Their upcoming April 6-7 performances at the Kimmel Center will feature Jamie Zemarel as Trump, Brad VanGrack as Vermont Senator and 2016 presidential candidate Bernie Sanders, Obama impression specialist Jon Bell, Tracey Stephens, Delores King Williams and pianist Dave Kane.

These days, the cast is half former Capitol Hill staffers and half Washington D.C. area actors and singers. “The auditions are very interesting. Somebody will come in and sing a beautiful song like ‘Somewhere Over the Rainbow,’ and we’ll tell them: ‘Now sing it like (North Korean leader) Kim Jong Un would sing it’,” said Newport.

With Twitter and a 24-hour news cycle, keeping their show content up to date can be difficult. “It’s tough. The news cycle is so fast now. I’m not above texting a performer while they’re waiting to go on stage,” Newport said.
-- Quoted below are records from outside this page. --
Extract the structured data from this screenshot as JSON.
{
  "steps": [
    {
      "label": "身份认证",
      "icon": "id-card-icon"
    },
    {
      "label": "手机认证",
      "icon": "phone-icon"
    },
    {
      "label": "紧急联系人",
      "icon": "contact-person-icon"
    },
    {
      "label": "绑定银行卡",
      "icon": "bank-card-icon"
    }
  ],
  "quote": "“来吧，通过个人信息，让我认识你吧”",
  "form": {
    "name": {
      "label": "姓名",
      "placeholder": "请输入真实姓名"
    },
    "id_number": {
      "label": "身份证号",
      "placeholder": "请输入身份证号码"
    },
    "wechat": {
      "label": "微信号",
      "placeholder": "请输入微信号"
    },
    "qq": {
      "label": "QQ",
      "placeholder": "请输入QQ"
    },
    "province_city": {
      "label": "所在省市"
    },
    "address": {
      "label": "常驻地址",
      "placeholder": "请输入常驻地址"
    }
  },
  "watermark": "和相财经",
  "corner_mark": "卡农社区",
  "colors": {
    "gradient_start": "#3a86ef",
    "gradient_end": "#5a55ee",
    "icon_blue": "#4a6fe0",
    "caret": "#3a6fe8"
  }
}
When asked if there are any jokes that have had a long shelf life, she mentioned “Puttin’ on the Ritz” parody “Putin on a Blitz” — “He keeps getting re-elected,” she said of Russian leader Vladimir Putin — and anything related to disgraced former U.S. Rep. Anthony Weiner. “Anthony Weiner will be funny for the next hundred years,” said Newport.

The never-ending theme of Capitol Steps shows: “One side messes up, the other side parties. The other side messes up, the other side parties — it’s the two-party system,” Newport said.